Might occasionally be true, but religion (in this case Catholic moralism) is also what forbids topless for all women including pre-teen girls and, generally speaking, it is mostly â occidental – men who prevent women from sunbathing without a top.In both cases what emerges is an urge to control womenâs bodies and to frame them into decrees or, at the very least, social laws.
Someone might argue that Muslim women are forced to wear a burkini by their oppressive husbands and their equally oppressive religion.A few weeks ago David Lisnard, mayor of Cannes, signed a decree that forbids to wear a burkini on the public beaches.The decree was soon issued by numerous other mayors of the nearby cities on the CÃ´te dâAzur.Twitter exploded and #burkini almost became the official hashtag of this summer.Everyone had an opinion: naturally a lot of people accused Lisnard, and France in general, of being racist and discriminating.Surrendering in this way not only the freedom to cover/uncover their bodies just as they please, but also the freedom of choosing where to spend their holidays! via Giphy And next time you see a woman in a burkini, remember she might as well not be wearing it because she is forced to do so: she could be a Muslim woman who has voluntarily decided to obey the Islamic precepts, or a Catholic, Buddhist, Atheist, Rastafarian woman who has decided she is sick to death of the occidental fashion with its rude remarks.
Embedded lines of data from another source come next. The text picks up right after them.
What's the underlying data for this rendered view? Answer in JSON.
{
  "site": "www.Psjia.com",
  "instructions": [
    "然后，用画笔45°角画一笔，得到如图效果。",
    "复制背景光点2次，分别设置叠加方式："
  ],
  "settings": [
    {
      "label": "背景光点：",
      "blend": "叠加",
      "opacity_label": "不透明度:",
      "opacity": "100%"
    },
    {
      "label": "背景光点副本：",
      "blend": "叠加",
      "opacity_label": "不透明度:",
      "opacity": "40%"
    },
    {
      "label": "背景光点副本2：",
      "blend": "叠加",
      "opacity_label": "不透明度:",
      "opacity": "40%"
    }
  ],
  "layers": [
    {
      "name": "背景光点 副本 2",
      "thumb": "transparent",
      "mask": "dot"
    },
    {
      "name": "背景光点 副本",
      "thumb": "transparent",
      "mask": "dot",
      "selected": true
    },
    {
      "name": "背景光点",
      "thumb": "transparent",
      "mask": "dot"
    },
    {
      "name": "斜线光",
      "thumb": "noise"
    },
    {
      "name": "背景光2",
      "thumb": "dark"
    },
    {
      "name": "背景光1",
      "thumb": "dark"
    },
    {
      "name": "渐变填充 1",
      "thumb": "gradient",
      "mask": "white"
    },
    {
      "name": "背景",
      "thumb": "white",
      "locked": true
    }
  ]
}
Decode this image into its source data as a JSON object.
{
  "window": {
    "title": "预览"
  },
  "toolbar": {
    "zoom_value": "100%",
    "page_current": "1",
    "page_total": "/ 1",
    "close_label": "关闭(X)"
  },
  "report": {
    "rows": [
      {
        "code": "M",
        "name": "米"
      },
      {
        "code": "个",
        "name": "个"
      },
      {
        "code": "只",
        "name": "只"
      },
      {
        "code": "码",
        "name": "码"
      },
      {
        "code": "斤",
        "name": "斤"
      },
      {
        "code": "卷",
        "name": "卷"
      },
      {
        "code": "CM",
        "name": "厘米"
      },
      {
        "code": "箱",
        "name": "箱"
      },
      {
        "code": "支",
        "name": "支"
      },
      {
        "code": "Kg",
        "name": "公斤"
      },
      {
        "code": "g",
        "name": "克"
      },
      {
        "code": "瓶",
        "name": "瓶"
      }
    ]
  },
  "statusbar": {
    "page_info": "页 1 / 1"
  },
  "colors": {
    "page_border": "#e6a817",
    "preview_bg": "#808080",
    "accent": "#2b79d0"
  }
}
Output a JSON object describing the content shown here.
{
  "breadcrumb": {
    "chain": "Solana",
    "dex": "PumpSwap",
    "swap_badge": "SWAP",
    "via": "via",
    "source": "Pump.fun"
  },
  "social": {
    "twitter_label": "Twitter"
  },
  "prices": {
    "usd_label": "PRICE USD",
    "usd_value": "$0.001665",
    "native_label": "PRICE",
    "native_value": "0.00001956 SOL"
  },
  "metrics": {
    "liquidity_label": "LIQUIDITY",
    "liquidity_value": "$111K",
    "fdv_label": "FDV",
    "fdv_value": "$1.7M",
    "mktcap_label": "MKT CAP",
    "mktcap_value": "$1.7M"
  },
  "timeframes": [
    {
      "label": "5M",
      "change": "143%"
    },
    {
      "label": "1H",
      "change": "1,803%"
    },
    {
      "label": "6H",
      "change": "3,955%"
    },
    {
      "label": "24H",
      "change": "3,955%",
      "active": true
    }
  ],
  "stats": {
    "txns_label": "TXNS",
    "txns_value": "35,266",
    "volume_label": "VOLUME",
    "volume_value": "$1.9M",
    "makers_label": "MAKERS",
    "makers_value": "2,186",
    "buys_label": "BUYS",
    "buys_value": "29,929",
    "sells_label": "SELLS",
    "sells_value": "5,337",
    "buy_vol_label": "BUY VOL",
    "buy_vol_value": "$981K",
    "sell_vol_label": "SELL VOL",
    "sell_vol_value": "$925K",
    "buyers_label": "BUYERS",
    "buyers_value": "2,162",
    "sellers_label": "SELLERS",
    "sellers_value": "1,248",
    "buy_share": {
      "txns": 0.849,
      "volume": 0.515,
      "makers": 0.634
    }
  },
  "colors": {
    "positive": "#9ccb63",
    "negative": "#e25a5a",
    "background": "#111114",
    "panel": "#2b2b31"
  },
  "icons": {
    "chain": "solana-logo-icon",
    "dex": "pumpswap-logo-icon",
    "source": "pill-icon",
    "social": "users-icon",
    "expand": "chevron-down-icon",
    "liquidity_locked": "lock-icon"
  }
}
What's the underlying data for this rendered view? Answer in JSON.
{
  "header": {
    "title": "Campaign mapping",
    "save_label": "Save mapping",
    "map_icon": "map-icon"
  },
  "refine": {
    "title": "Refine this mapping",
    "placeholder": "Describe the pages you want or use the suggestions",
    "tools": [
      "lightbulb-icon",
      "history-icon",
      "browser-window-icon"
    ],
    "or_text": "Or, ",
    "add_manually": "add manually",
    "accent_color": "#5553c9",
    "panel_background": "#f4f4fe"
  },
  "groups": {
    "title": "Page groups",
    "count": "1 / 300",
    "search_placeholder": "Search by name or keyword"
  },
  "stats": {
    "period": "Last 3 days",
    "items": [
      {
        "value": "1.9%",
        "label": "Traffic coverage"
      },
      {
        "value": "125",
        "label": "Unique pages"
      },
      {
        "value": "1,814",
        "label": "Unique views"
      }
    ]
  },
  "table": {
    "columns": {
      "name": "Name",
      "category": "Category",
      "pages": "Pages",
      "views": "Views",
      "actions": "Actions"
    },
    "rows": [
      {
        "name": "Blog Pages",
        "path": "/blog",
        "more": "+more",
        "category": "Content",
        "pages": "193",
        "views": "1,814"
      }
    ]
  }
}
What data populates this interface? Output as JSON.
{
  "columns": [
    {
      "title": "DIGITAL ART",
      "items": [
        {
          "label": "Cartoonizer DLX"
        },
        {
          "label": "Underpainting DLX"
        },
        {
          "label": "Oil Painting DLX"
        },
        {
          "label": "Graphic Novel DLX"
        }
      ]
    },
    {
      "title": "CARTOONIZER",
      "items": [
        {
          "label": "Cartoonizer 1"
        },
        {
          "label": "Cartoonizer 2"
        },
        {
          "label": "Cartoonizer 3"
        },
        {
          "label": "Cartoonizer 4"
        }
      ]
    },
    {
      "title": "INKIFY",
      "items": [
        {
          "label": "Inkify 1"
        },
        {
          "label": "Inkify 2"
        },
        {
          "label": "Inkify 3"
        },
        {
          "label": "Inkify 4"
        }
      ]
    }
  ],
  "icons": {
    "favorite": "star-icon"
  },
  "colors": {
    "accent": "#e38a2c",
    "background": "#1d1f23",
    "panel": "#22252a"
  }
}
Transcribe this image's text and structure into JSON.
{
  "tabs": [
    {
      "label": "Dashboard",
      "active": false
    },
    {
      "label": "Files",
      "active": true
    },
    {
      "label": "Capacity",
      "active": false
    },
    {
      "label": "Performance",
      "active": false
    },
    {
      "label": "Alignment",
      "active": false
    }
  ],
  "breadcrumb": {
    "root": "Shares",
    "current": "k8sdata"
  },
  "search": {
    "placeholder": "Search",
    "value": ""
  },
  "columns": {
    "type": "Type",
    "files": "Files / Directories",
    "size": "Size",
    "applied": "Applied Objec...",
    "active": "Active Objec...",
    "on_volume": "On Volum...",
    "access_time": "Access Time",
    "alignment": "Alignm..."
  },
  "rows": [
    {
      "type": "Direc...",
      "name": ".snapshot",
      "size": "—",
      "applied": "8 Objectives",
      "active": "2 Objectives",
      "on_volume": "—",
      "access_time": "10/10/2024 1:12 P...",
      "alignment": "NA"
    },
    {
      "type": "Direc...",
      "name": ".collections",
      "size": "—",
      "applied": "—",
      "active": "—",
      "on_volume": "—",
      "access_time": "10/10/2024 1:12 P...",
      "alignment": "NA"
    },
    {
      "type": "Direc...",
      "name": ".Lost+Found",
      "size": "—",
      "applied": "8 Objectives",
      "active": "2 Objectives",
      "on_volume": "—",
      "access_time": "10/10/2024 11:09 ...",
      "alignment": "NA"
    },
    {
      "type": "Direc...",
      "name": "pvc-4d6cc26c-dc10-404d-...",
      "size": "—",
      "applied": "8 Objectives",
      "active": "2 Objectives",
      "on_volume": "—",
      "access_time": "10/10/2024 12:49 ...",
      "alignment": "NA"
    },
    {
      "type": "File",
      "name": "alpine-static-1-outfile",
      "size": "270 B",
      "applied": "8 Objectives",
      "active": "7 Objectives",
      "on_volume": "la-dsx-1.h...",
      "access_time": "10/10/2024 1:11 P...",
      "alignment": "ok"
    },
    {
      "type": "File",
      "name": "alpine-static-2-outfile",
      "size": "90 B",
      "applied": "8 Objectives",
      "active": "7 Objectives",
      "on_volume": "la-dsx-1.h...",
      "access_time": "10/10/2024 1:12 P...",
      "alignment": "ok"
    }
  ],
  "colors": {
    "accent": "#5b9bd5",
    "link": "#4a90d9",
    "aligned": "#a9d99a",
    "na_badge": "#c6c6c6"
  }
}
We are so amazed by the fact that they havenât already done soâ¦.
Muslim women â some of them â use it to go to the beach as their religion forbids them to expose almost any part of their body.
Of course the decree didnât go silent, it quickly turned into a media matter and, consequently, into social media matter.
I was brought up in Chodavaram from age three to 27.
I was with my grandmother Brinda Krishnaraj Rai’s family at the age of one and two in Mumbai.
She never allowed the modeling world to convert her into abourgeois.